What's that on your forehead? It's Ash Wednesday
It’s Ash Wednesday and chances are, someone you know showed up at work or school with a smear of ashes on their forehead.
It’s likely they are among the many Christians around the world who are observing Ash Wednesday today. Ash Wednesday is the traditional beginning of the Lenten season.
During Ash Wednesday services, clergy use ashes to trace a cross on parishioners’ foreheads as a symbol of repentance. Traditionally, ashes used to observe the day come from the burning of palm leaves used during Palm Sunday services the previous year. The words "Remember that you are dust and to dust you shall return" remind believers of their mortality.
Ash Wednesday and Lent are observed particularly in Catholic, Episcopal, Lutheran and United Methodist faith communities, although other Christian denominations often participate, as well.
There are a couple of Ash Wednesday photo contests out there.
There’s one called “Back That Ash Up 2015″ (I couldn’t make this up even if I tried) sponsored by piousposers.com. The United States Conference of Catholic Bishops also has an Ash Wednesday photo contest under way.
Find out more about the USCCB’s contest: USCCB’s Ash Wednesday photo contest
Meanwhile, Busted Halo (bustedhalo.com) has a short video that offers an explanation of Ash Wednesday and Lent in a nutshell.
It’s called “Ash Wednesday and Lent in Two Minute” and you can view it here:

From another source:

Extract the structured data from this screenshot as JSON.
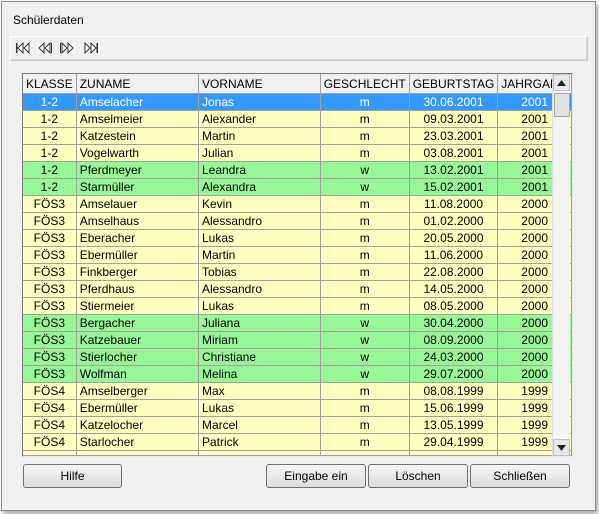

(PHOTO CAPTION: The Rev. Stephen Hamilton, pastor of St. Monica Catholic Church, uses wet ashes to trace a cross on the forehead of a woman during a 2014 Ash Wednesday service at the Edmond church. Photo by Jim Beckel, The Oklahoman.)